The problem
Could you return all of the entries below exactly, minus the pictures?

Supplied data
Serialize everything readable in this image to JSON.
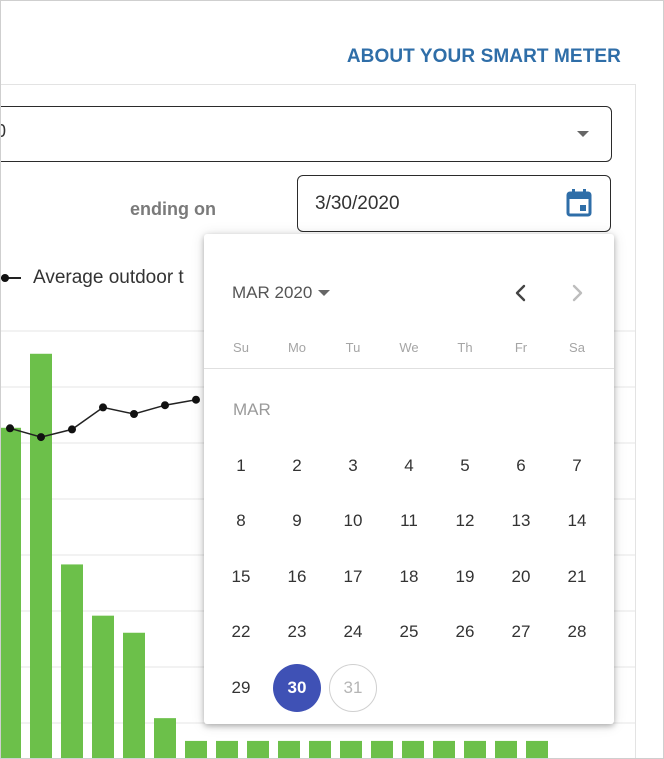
{
  "header": {
    "about_link": "ABOUT YOUR SMART METER"
  },
  "controls": {
    "period_select_value": "0",
    "ending_label": "ending on",
    "date_value": "3/30/2020"
  },
  "legend": {
    "label": "Average outdoor t"
  },
  "calendar": {
    "month_year": "MAR 2020",
    "weekdays": [
      "Su",
      "Mo",
      "Tu",
      "We",
      "Th",
      "Fr",
      "Sa"
    ],
    "month_label": "MAR",
    "days": [
      "1",
      "2",
      "3",
      "4",
      "5",
      "6",
      "7",
      "8",
      "9",
      "10",
      "11",
      "12",
      "13",
      "14",
      "15",
      "16",
      "17",
      "18",
      "19",
      "20",
      "21",
      "22",
      "23",
      "24",
      "25",
      "26",
      "27",
      "28",
      "29",
      "30",
      "31"
    ],
    "selected_day": "30",
    "today_day": "31"
  },
  "colors": {
    "accent": "#3f51b5",
    "link": "#2f6ea8",
    "bar": "#6cc04a"
  },
  "chart_data": {
    "type": "bar",
    "bar_values": [
      58,
      71,
      34,
      25,
      22,
      7,
      3,
      3,
      3,
      3,
      3,
      3,
      3,
      3,
      3,
      3,
      3,
      3
    ],
    "line_values": [
      4.7,
      3.9,
      4.6,
      6.6,
      6.0,
      6.8,
      7.3
    ]
  }
}
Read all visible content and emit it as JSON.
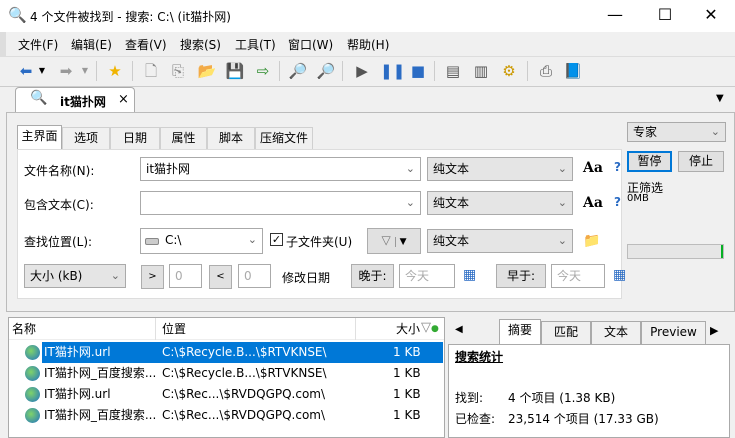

Task solution
Serialize everything readable in this image to JSON.
{
  "header": {
    "about_link": "ABOUT YOUR SMART METER"
  },
  "controls": {
    "period_select_value": "0",
    "ending_label": "ending on",
    "date_value": "3/30/2020"
  },
  "legend": {
    "label": "Average outdoor t"
  },
  "calendar": {
    "month_year": "MAR 2020",
    "weekdays": [
      "Su",
      "Mo",
      "Tu",
      "We",
      "Th",
      "Fr",
      "Sa"
    ],
    "month_label": "MAR",
    "days": [
      "1",
      "2",
      "3",
      "4",
      "5",
      "6",
      "7",
      "8",
      "9",
      "10",
      "11",
      "12",
      "13",
      "14",
      "15",
      "16",
      "17",
      "18",
      "19",
      "20",
      "21",
      "22",
      "23",
      "24",
      "25",
      "26",
      "27",
      "28",
      "29",
      "30",
      "31"
    ],
    "selected_day": "30",
    "today_day": "31"
  },
  "colors": {
    "accent": "#3f51b5",
    "link": "#2f6ea8",
    "bar": "#6cc04a"
  },
  "chart_data": {
    "type": "bar",
    "bar_values": [
      58,
      71,
      34,
      25,
      22,
      7,
      3,
      3,
      3,
      3,
      3,
      3,
      3,
      3,
      3,
      3,
      3,
      3
    ],
    "line_values": [
      4.7,
      3.9,
      4.6,
      6.6,
      6.0,
      6.8,
      7.3
    ]
  }
}
Read all visible content and emit it as JSON.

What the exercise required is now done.